After cooking a batch of roast chicken a while back, I realised that nothing in this world disgusts me more than a raw chicken breast. The smell, the texture, the juices. Even after the chicken was cooked I felt nauseated eating it and the smell of chicken haunted me for days in our apartment. Feeling a bit off in general, I started noting how I felt each time after eating meat since then I have come to a conclusion:
I am sick of meat.
The more I eat it, the more by body is telling me to stop. After doing a lot of research and speaking to vegetarians and vegans I know, I have decided to give up all kinds of meat. No more meat, no more fish or seafood and thank goodness, no more chicken either.
Did you know that over 70% of all diseases and one-third of cancer types are directly related to diet? It has been scientifically proven that sticking to a vegetarian diet can treat, reverse or entirely prevent heart disease, coronary artery disease and certain cancers. Eating less animal fat and more anti-oxidant and fiber rich foods can also add more than 10 years to your life according to Michael Roizen in his book The Realage Diet: Make yourself younger with what you eat, who stated that “people who consume saturated, four-legged fat have a shorter life span and more disability at the end of their lives. Animal products clog your arteries, zap your energy and slow down your immune system.” Vegetarians are also more likely to hit their 5-a-day vegetable goal than meat eaters.
Also, as I am working towards that ever-elusive bikini body, taking on a vegetarian diet can help me reach my goals as vegetarians are typically leaner as their diets contain less saturated fat and more whole grains, fruits and vegetables that have less calories.
And then of course, there is the environmental factor. In the UK over 2.5 million farm animals are slaughtered for human consumption each day and it is believed that by 2050, 90% of all wild seafood species will be completely depleted if we continue on our current path. For me, the absolute worst is that over 300 000 whales, dolphins, porpoises and turtles are killed each year as by-catch.
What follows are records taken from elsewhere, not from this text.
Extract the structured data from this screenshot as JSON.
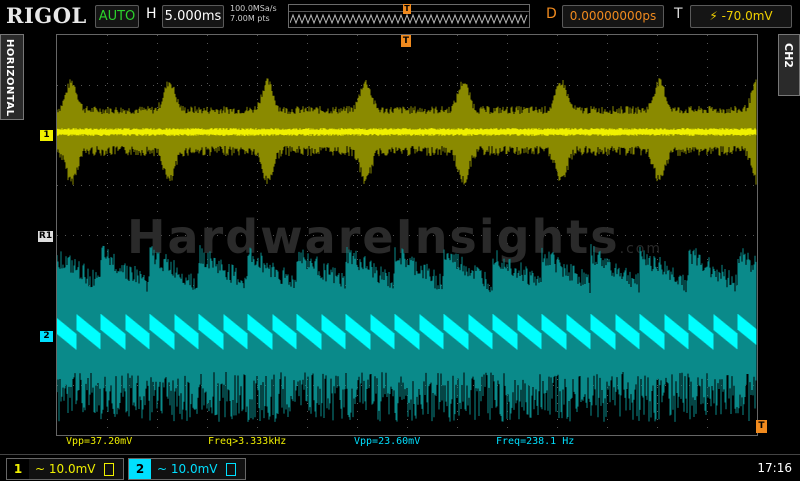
{
  "header": {
    "logo": "RIGOL",
    "run_mode": "AUTO",
    "horizontal_label": "H",
    "timebase": "5.000ms",
    "sample_rate": "100.0MSa/s",
    "memory_depth": "7.00M pts",
    "trigger_marker": "T",
    "delay_label": "D",
    "delay_value": "0.00000000ps",
    "trigger_label": "T",
    "trigger_value": "-70.0mV"
  },
  "side": {
    "left_tab": "HORIZONTAL",
    "right_tab": "CH2"
  },
  "screen": {
    "watermark": "HardwareInsights",
    "watermark_suffix": ".com",
    "ch1_marker": "1",
    "ref_marker": "R1",
    "ch2_marker": "2",
    "trigger_level_marker": "T"
  },
  "measurements": {
    "ch1_vpp": "Vpp=37.20mV",
    "ch1_freq": "Freq>3.333kHz",
    "ch2_vpp": "Vpp=23.60mV",
    "ch2_freq": "Freq=238.1 Hz"
  },
  "footer": {
    "ch1_number": "1",
    "ch1_scale": "~ 10.0mV",
    "ch2_number": "2",
    "ch2_scale": "~ 10.0mV",
    "time": "17:16"
  },
  "colors": {
    "ch1": "#f0f000",
    "ch1_envelope": "#8a8a00",
    "ch2": "#00ffff",
    "ch2_envelope": "#0a8a8a",
    "accent": "#f08a1e",
    "run_mode": "#2bd22b"
  }
}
According to the Vegetarian Society, 70% of the entire earth’s agricultural land is used for rearing farmed animals and that it is responsible for over 70% of the deforestation of the Amazon where larger areas of the rainforest needs to be cleared each day to create new pastures for these farmed animals. A typical meat eater’s diet requires up to 2.5 times the amount of land compared to a vegetarian diet. The UK imports 40% of its food and by cutting out imported meats and only eating locally produced vegetables, fruits and grains I will be able to reduce my food’s environmental footprint by 57%.
Probably my biggest motivator to take on a vegetarian lifestyle is the fact that vegetarians in general use 20% less single use plastics than meat lovers. Most supermarkets and farmers markets sell loose, unpackaged fruits and vegetables where as meat, fish and seafood almost always come in some sort of plastic bag, container or on a polystyrene tray wrapped in awful clingfilm or plastic wrap that will, like other non-recyclable plastics end up on landfills at best and in the ocean at worst where it will never, ever degrade. Yup, never ever. Living a rather plastic-free life already, I am convinced that by cutting meat and fish out of my daily diet I will be able to reduce my use of my remaining single-use plastic by over 50%.
So, after all of this I have decided to take on the vegetarian lifestyle to see how my body reacts to it, how I feel and whether a vegetarian diet can solve this hollow, nauseating feeling I get after each meaty meal. I will however continue eating products from live animals such as milk and cheese, because what is life without a bit of brie?
On 30 June I will be posting my findings and feelings so be sure to keep an eye out for it.